Tori’s folks came to live with us about 8 years ago. They moved from Montana to Tennessee with us. We’ve all been mostly settled into our new home for almost a year when Charles’ health started to decline. Being that he’s not the young buck he used to be, he’s been having some issues for the past several years.
Long story short: Charles took a turn for the worse, and less than a month later he passed.
Now there’s a strange stillness in the house. I do not mean that everything is quiet and calm all the time, rather, even with the regular ebb and flow of everyday life, something is off. The only way I can describe it is that no matter what’s going on, there’s an odd sense of quiet lurking in the corner.
Something is missing. Something is missing and the vacated space seems to float around the house like an invisible specter. I don’t feel it in every room, but I feel it most of the time. So what is it? This “presence” isn’t alive so it certainly isn’t any kind of entity. It’s just blank. Empty.
I’ve come to realize that this mass of blank isn’t really just one thing. It’s the little things. It’s all of the little things that I miss. Charles and I used to chat on the porch or deck about the day’s weather and playing Forge of Empires. Our chats were nothing big or important, but they were ours. Now, they have stopped.
Every so often we’d decide to have tacos for supper and all sit down at the table for a family meal. Charles would always fill his shell with too much goodness. He’d have a hard time holding it together and make a note not to construct the next one so full. He’d finish the 1st and then make a 2nd one. It would be too full. Then he’d get full. But come Hell or high water, he was going to finish that 2nd taco.
He always did.
When he was tired, or maybe a little grumpy, he wouldn’t greet anyone with words. He’d just grunt out a closed lipped “hmm”. Kind of like the guy in Sling Blade, but only it was just the “hmm” part of the “m-hmm”. His grunts became a running joke we all enjoyed.
To let you know the kind of man Charles is, I’ll tell this story:

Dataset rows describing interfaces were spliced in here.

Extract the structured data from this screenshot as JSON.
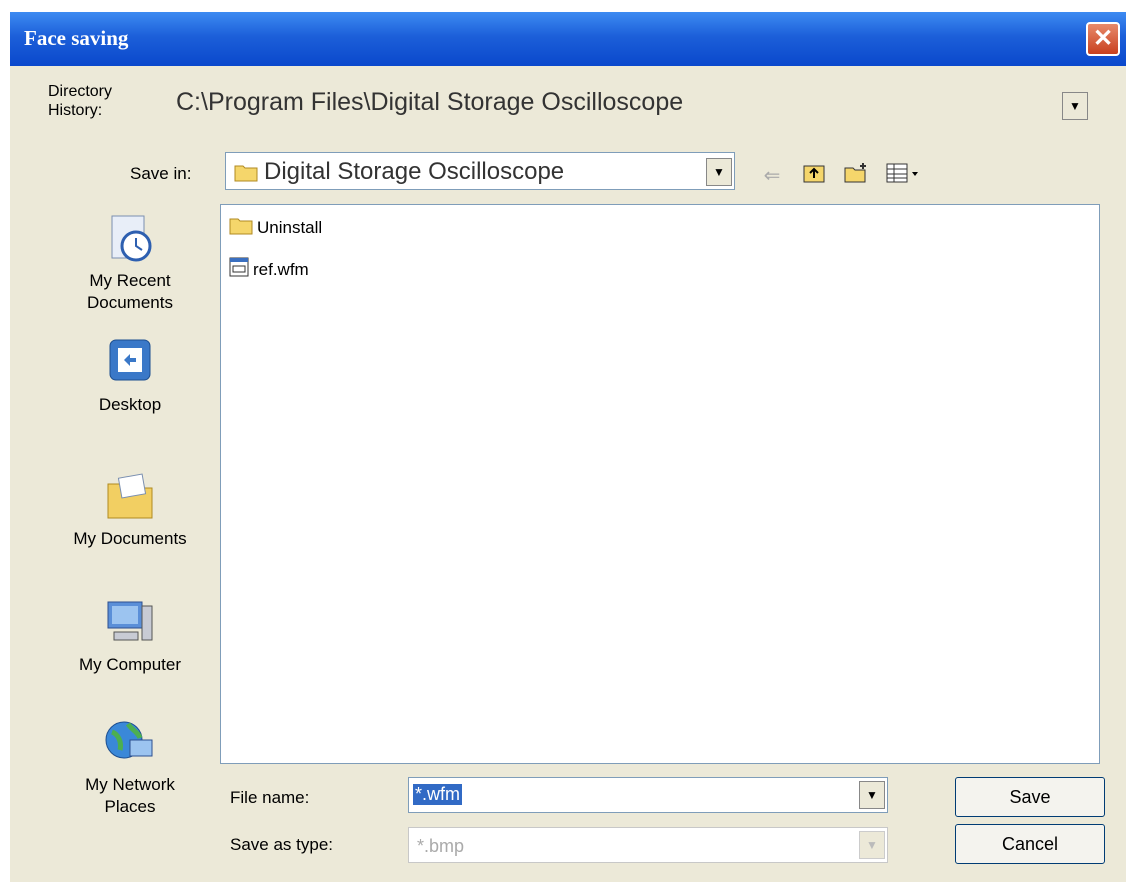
{
  "window": {
    "title": "Face saving"
  },
  "directory_history": {
    "label": "Directory History:",
    "value": "C:\\Program Files\\Digital Storage Oscilloscope"
  },
  "save_in": {
    "label": "Save in:",
    "value": "Digital Storage Oscilloscope"
  },
  "places": [
    {
      "label": "My Recent Documents",
      "icon": "recent-documents-icon"
    },
    {
      "label": "Desktop",
      "icon": "desktop-icon"
    },
    {
      "label": "My Documents",
      "icon": "my-documents-icon"
    },
    {
      "label": "My Computer",
      "icon": "my-computer-icon"
    },
    {
      "label": "My Network Places",
      "icon": "network-places-icon"
    }
  ],
  "files": [
    {
      "name": "Uninstall",
      "icon": "folder-icon"
    },
    {
      "name": "ref.wfm",
      "icon": "file-icon"
    }
  ],
  "file_name": {
    "label": "File name:",
    "value": "*.wfm"
  },
  "save_as_type": {
    "label": "Save as type:",
    "value": "*.bmp"
  },
  "buttons": {
    "save": "Save",
    "cancel": "Cancel"
  },
  "colors": {
    "titlebar": "#0a48cc",
    "dialog": "#ece9d8",
    "selection": "#316ac5"
  }
}
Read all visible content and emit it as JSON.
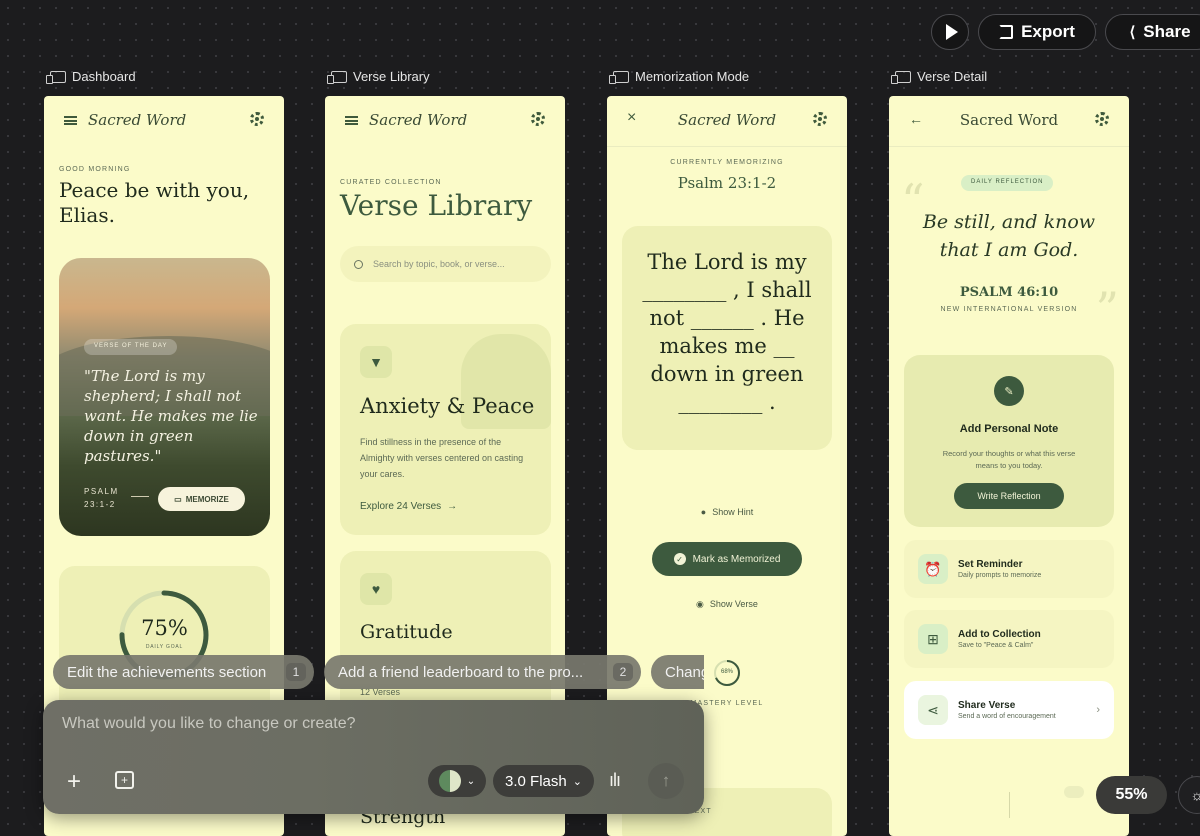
{
  "topbar": {
    "export_label": "Export",
    "share_label": "Share"
  },
  "frames": [
    {
      "label": "Dashboard"
    },
    {
      "label": "Verse Library"
    },
    {
      "label": "Memorization Mode"
    },
    {
      "label": "Verse Detail"
    }
  ],
  "dashboard": {
    "app_title": "Sacred Word",
    "greeting_eyebrow": "GOOD MORNING",
    "greeting": "Peace be with you, Elias.",
    "hero_tag": "VERSE OF THE DAY",
    "hero_quote": "\"The Lord is my shepherd; I shall not want. He makes me lie down in green pastures.\"",
    "hero_ref": "PSALM 23:1-2",
    "memorize_label": "MEMORIZE",
    "goal_percent": "75%",
    "goal_progress": 0.75,
    "goal_label": "DAILY GOAL"
  },
  "library": {
    "app_title": "Sacred Word",
    "eyebrow": "CURATED COLLECTION",
    "title": "Verse Library",
    "search_placeholder": "Search by topic, book, or verse...",
    "card1_title": "Anxiety & Peace",
    "card1_desc": "Find stillness in the presence of the Almighty with verses centered on casting your cares.",
    "card1_link": "Explore 24 Verses",
    "card2_title": "Gratitude",
    "card2_count": "12 Verses",
    "card3_title": "Strength"
  },
  "memorization": {
    "app_title": "Sacred Word",
    "eyebrow": "CURRENTLY MEMORIZING",
    "reference": "Psalm 23:1-2",
    "verse_line1": "The Lord is my",
    "verse_line2": "________ , I shall",
    "verse_line3": "not  ______ . He",
    "verse_line4": "makes me  __",
    "verse_line5": "down in green",
    "verse_line6": "________ .",
    "hint_label": "Show Hint",
    "mark_label": "Mark as Memorized",
    "show_verse_label": "Show Verse",
    "mastery_percent": "68%",
    "mastery_progress": 0.68,
    "mastery_label": "MASTERY LEVEL",
    "context_label": "CONTEXT"
  },
  "detail": {
    "app_title": "Sacred Word",
    "tag": "DAILY REFLECTION",
    "quote": "Be still, and know that I am God.",
    "reference": "PSALM 46:10",
    "version": "NEW INTERNATIONAL VERSION",
    "note_title": "Add Personal Note",
    "note_desc": "Record your thoughts or what this verse means to you today.",
    "note_button": "Write Reflection",
    "reminder_title": "Set Reminder",
    "reminder_sub": "Daily prompts to memorize",
    "collection_title": "Add to Collection",
    "collection_sub": "Save to \"Peace & Calm\"",
    "share_title": "Share Verse",
    "share_sub": "Send a word of encouragement"
  },
  "chips": [
    {
      "label": "Edit the achievements section",
      "num": "1"
    },
    {
      "label": "Add a friend leaderboard to the pro...",
      "num": "2"
    },
    {
      "label": "Chang"
    }
  ],
  "composer": {
    "placeholder": "What would you like to change or create?",
    "model_label": "3.0 Flash"
  },
  "zoom": "55%",
  "colors": {
    "canvas": "#1c1c1e",
    "phone_bg": "#fbfbc9",
    "accent_green": "#3d5a3e"
  }
}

While we were in Montana, Charles started feeling some pressure in his chest and having shortness of breath. He said it was just heartburn or indigestion and continued about his business. On the 3rd day of indigestive heartburn, we figured he was having a heart attack and needed to get to the hospital. Before heading for the emergency room, he took himself upstairs to use the bathroom. No easy task for one in his condition. Next he went out onto the porch and finished his cigarette. Then he went to the hospital.
Most of the time when Charles would enter whatever room Tori and I were in, she would almost always greet him with, “Hello, Poppy.” I miss hearing her say that. She probably won’t say it in that context ever again.

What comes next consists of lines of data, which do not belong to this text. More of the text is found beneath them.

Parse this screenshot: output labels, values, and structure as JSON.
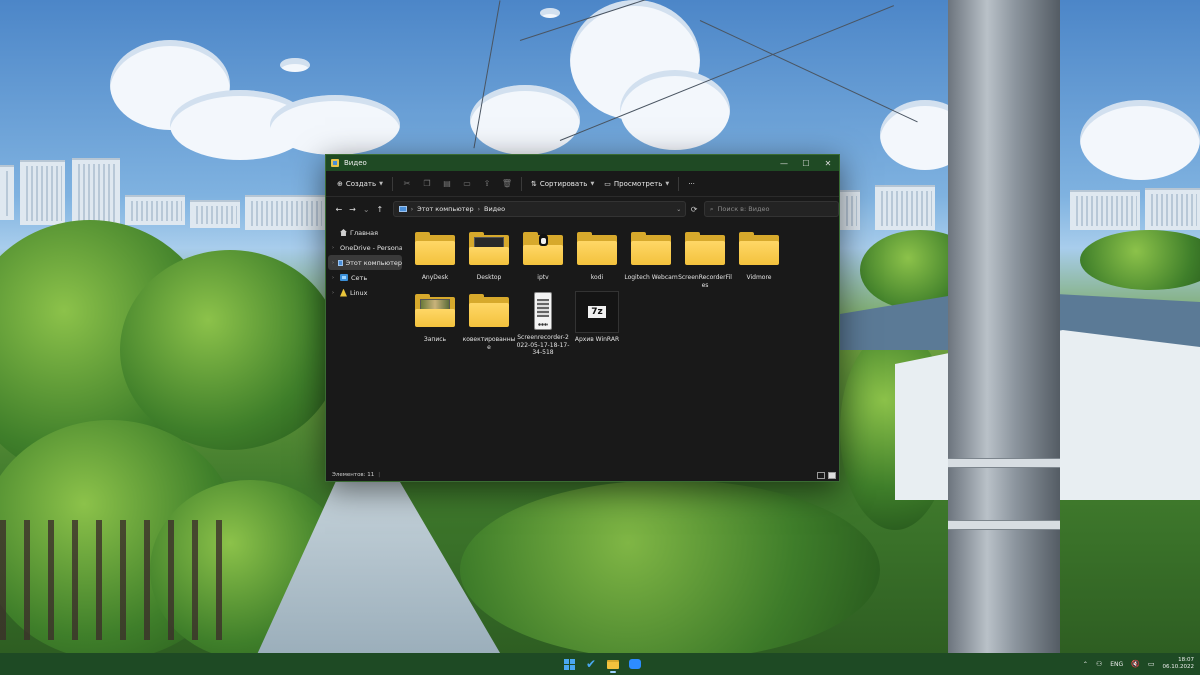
{
  "window": {
    "title": "Видео",
    "controls": {
      "minimize": "—",
      "maximize": "☐",
      "close": "✕"
    }
  },
  "commandbar": {
    "create_label": "Создать",
    "sort_label": "Сортировать",
    "view_label": "Просмотреть",
    "more_label": "···"
  },
  "navigation": {
    "back": "←",
    "forward": "→",
    "recent": "⌄",
    "up": "↑",
    "breadcrumb": [
      "Этот компьютер",
      "Видео"
    ],
    "refresh": "⟳",
    "search_placeholder": "Поиск в: Видео"
  },
  "sidebar": {
    "items": [
      {
        "label": "Главная",
        "icon": "home-icon"
      },
      {
        "label": "OneDrive - Personal",
        "icon": "onedrive-icon"
      },
      {
        "label": "Этот компьютер",
        "icon": "this-pc-icon",
        "active": true
      },
      {
        "label": "Сеть",
        "icon": "network-icon"
      },
      {
        "label": "Linux",
        "icon": "linux-icon"
      }
    ]
  },
  "files": [
    {
      "name": "AnyDesk",
      "type": "folder"
    },
    {
      "name": "Desktop",
      "type": "folder-preview-dark"
    },
    {
      "name": "iptv",
      "type": "folder-penguin"
    },
    {
      "name": "kodi",
      "type": "folder"
    },
    {
      "name": "Logitech Webcam",
      "type": "folder"
    },
    {
      "name": "ScreenRecorderFiles",
      "type": "folder"
    },
    {
      "name": "Vidmore",
      "type": "folder"
    },
    {
      "name": "Запись",
      "type": "folder-preview-scene"
    },
    {
      "name": "ковектированные",
      "type": "folder"
    },
    {
      "name": "Screenrecorder-2022-05-17-18-17-34-518",
      "type": "video-phone"
    },
    {
      "name": "Архив WinRAR",
      "type": "archive-7z"
    }
  ],
  "archive_icon_text": "7z",
  "status": {
    "items_count": "Элементов: 11"
  },
  "tray": {
    "language": "ENG",
    "time": "18:07",
    "date": "06.10.2022"
  }
}
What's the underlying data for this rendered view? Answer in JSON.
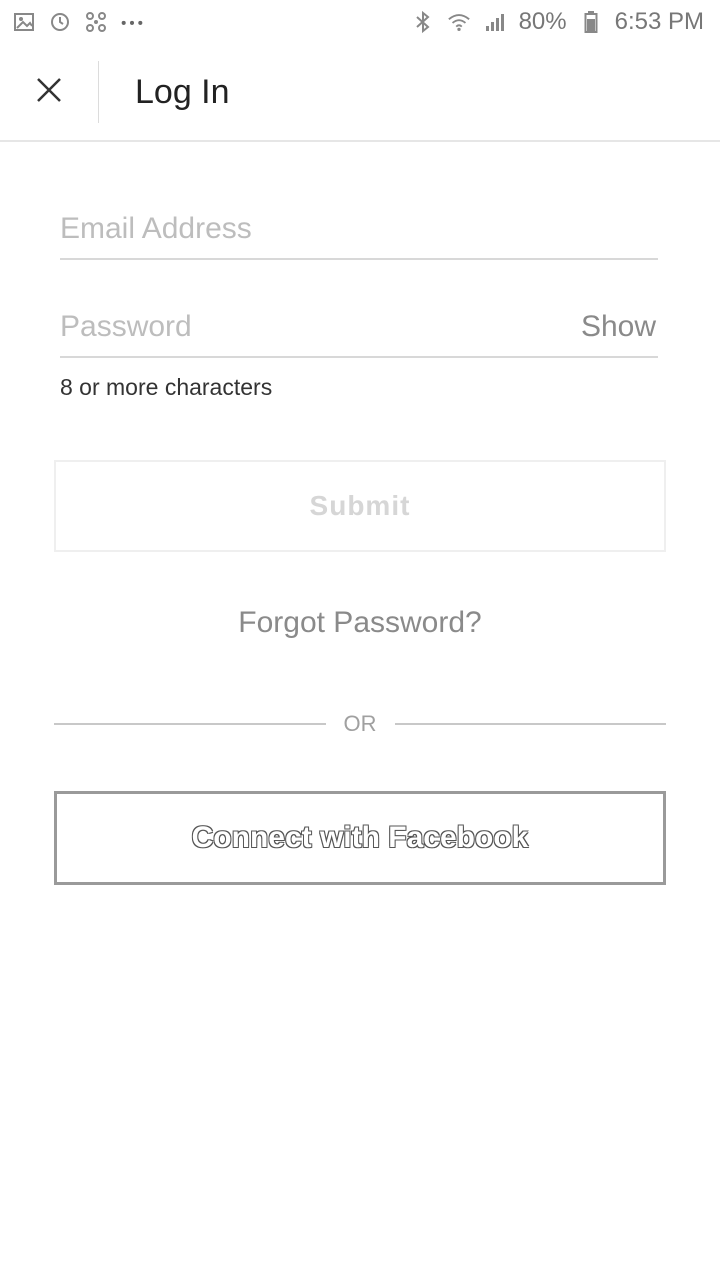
{
  "status_bar": {
    "left_icons": [
      "gallery-icon",
      "sync-icon",
      "fan-icon",
      "more-dots-icon"
    ],
    "battery": "80%",
    "time": "6:53 PM"
  },
  "app_bar": {
    "title": "Log In"
  },
  "form": {
    "email_placeholder": "Email Address",
    "password_placeholder": "Password",
    "show_label": "Show",
    "password_hint": "8 or more characters",
    "submit_label": "Submit",
    "forgot_label": "Forgot Password?",
    "or_label": "OR",
    "facebook_label": "Connect with Facebook"
  }
}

Just about every night, Tori and I would be watching TV. Charles would shuffle through the living room on his way to bed. The passing verbal exchange would go like this:
Derek: Good night.
Tori: Good night, Daddy.
So it’s not one big thing missing from our daily lives. It’s all of the little things. The lack of his presence in the house is definitely felt. But it’s all of the little things that surrounded him that I miss the most.
Charles is a believer. We take solace in that knowing he’s where we want to eventually be. We also know that one day we’ll see him again. Even though he has exited this stage, we know that in the not too distant future, we’ll exit and join him with our Savior. Until that time comes:
Good night, Poppy.
Note from Tori: “This was actually written back in September of 2022. I just couldn’t make myself sit down to go through my photos yet, to find one to put on this post. Thank you to my sweet husband, Derek, not only for this post that says so much, but for his patience in waiting to get this published. He knew I needed time, and I love him for that. Along with him, I miss Daddy terribly. I have not yet been able to put it all into words here. Maybe someday soon.”
(Photo by: Tori Close)